(INFORMATION)
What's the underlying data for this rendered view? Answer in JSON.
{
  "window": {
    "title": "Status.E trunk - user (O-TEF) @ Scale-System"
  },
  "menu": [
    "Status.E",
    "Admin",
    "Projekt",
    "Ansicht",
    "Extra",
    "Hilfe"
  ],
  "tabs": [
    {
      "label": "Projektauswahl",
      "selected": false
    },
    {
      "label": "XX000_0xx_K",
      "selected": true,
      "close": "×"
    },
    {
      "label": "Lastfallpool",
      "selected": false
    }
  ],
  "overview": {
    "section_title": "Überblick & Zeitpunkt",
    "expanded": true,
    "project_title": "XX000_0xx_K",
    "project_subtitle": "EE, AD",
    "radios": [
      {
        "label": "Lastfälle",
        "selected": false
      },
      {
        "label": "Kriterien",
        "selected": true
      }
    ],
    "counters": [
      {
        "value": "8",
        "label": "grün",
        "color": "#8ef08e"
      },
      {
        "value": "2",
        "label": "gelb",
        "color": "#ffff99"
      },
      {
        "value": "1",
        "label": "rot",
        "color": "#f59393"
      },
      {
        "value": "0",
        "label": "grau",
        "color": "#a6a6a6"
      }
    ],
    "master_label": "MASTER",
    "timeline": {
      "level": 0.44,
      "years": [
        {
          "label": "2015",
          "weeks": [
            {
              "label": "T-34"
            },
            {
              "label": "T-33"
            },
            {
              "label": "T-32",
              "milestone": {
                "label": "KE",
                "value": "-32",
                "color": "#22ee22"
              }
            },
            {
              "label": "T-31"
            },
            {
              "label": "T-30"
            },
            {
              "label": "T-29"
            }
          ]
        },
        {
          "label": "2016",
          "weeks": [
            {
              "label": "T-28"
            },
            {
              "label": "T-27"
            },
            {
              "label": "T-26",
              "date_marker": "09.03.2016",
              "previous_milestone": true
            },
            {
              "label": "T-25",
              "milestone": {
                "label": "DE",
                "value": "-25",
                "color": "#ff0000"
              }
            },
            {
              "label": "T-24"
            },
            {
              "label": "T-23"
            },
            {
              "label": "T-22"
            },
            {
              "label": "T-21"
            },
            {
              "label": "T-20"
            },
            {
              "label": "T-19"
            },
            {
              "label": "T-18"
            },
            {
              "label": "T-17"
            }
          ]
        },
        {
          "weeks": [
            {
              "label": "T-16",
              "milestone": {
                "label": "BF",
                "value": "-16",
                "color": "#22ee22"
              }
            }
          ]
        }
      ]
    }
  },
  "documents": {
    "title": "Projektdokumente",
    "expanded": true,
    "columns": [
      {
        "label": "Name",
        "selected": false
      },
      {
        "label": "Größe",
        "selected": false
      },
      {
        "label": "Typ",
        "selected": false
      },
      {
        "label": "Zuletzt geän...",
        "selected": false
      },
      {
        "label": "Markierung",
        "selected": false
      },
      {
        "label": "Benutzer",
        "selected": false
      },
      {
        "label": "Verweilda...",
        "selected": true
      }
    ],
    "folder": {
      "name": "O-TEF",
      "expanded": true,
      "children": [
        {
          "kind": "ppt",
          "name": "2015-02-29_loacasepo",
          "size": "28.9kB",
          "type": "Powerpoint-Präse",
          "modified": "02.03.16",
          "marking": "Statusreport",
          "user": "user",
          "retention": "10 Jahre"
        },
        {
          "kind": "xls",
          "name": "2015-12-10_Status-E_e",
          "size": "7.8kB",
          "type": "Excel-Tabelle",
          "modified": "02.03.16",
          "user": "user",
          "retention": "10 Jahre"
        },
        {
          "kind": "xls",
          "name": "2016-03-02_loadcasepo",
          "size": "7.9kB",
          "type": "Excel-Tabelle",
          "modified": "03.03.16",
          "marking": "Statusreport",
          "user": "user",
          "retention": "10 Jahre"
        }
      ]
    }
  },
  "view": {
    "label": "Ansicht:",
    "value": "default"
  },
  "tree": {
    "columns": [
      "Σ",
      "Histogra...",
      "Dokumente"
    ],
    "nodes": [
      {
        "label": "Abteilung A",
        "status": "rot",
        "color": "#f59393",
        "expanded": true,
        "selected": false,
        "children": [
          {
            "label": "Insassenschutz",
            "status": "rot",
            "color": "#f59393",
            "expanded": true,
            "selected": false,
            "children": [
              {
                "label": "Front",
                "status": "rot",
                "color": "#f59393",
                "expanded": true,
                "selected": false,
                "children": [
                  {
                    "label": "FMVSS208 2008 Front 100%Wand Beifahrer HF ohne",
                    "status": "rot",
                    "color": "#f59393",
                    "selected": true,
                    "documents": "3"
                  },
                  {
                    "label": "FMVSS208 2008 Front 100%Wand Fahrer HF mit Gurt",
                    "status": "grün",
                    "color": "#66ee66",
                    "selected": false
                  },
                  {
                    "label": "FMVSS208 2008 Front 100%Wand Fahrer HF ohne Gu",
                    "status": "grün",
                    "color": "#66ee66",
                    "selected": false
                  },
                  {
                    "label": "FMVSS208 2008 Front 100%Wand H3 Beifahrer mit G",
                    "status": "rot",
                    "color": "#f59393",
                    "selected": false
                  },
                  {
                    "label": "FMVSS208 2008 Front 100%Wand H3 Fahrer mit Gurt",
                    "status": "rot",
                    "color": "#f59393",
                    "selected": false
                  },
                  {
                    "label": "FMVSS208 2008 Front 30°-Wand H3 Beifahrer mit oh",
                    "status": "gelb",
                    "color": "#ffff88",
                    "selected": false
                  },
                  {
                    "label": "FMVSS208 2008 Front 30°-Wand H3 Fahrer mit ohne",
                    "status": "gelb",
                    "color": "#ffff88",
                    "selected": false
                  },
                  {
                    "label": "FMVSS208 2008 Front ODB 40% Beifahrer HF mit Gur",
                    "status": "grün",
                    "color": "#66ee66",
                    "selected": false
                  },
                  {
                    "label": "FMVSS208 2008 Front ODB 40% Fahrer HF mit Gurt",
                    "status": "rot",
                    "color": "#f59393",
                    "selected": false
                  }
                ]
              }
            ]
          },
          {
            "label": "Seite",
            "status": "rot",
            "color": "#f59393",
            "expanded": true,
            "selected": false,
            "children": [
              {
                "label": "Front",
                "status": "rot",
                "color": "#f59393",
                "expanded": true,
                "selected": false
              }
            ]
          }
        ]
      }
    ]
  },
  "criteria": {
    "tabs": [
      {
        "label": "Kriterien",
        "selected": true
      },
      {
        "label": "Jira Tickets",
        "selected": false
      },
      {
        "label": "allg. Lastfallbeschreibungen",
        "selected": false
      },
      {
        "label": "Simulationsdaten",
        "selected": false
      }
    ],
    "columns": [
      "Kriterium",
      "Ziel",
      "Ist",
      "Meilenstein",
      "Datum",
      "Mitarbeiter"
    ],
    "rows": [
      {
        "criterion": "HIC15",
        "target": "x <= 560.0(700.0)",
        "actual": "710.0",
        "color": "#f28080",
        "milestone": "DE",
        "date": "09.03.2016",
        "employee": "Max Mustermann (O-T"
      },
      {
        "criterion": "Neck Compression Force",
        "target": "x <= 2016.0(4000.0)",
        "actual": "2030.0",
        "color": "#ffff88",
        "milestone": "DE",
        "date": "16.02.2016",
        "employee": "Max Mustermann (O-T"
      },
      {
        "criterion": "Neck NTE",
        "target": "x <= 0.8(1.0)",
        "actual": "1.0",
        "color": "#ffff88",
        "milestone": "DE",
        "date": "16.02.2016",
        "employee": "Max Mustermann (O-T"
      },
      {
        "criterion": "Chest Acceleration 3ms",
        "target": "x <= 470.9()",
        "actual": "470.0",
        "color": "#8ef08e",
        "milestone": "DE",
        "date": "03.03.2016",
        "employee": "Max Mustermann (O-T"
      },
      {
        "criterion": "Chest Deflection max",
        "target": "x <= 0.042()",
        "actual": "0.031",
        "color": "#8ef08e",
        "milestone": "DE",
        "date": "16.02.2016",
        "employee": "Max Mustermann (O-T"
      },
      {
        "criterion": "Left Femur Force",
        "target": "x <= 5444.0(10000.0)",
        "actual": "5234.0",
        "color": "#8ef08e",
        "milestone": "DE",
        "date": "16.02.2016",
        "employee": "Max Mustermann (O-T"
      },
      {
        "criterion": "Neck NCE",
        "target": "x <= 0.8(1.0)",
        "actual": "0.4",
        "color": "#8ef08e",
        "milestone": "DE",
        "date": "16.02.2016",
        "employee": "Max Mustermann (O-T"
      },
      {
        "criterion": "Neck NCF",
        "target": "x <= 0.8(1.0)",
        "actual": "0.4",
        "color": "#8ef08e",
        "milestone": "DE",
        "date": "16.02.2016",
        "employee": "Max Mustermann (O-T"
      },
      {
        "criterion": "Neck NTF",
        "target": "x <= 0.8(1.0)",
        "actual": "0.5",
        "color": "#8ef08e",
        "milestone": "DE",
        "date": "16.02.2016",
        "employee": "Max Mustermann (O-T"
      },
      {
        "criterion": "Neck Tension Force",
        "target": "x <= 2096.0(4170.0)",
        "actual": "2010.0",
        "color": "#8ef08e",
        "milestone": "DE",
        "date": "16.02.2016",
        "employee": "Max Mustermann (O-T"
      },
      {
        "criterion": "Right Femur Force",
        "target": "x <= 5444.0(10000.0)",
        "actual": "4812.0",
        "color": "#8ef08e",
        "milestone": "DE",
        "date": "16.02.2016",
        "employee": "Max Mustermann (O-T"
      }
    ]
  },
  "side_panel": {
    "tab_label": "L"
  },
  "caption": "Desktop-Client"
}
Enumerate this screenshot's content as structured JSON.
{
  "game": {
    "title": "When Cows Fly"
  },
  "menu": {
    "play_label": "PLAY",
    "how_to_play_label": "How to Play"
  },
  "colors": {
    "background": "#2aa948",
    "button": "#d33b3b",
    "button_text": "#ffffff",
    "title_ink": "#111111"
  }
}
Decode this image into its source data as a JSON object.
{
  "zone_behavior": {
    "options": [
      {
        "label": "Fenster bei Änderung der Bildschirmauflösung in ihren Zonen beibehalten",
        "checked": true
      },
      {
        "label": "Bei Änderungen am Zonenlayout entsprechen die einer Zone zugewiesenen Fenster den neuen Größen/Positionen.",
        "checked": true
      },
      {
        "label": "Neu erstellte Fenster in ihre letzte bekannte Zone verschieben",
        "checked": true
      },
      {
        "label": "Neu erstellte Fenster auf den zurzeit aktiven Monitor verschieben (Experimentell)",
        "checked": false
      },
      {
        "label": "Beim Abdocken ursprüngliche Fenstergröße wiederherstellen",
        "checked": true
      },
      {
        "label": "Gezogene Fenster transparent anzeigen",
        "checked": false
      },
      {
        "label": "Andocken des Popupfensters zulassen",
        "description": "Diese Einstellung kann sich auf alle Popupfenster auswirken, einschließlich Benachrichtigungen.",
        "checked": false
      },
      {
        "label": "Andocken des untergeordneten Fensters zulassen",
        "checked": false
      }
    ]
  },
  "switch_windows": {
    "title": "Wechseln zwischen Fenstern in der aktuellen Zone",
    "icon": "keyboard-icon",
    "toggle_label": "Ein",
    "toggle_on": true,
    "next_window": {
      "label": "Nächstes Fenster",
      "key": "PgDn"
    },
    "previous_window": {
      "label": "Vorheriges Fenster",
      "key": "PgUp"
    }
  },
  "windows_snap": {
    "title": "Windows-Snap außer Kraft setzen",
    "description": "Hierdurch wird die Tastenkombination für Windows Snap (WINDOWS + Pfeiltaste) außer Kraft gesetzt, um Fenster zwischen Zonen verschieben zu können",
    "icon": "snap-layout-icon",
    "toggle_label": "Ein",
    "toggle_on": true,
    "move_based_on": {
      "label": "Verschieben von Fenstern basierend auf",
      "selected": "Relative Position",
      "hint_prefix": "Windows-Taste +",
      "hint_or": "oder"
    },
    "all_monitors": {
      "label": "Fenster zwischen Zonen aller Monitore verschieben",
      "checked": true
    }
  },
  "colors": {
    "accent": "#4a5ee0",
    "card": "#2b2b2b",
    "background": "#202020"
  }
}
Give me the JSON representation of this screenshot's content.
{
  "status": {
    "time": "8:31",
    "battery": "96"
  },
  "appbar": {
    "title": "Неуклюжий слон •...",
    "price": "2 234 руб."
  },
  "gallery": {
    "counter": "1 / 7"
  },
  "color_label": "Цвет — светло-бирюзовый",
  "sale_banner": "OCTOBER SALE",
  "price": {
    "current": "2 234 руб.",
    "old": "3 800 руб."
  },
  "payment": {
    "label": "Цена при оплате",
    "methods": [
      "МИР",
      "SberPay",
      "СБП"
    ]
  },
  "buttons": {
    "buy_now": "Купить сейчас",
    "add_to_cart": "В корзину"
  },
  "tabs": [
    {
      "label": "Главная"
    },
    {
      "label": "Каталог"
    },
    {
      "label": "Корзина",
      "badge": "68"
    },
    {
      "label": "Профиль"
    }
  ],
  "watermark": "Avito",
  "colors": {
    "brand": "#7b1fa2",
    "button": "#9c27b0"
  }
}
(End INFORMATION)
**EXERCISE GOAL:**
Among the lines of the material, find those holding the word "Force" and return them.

**ANSWER SPACE:**
        "criterion": "Neck Compression Force",
        "criterion": "Left Femur Force",
        "criterion": "Neck Tension Force",
        "criterion": "Right Femur Force",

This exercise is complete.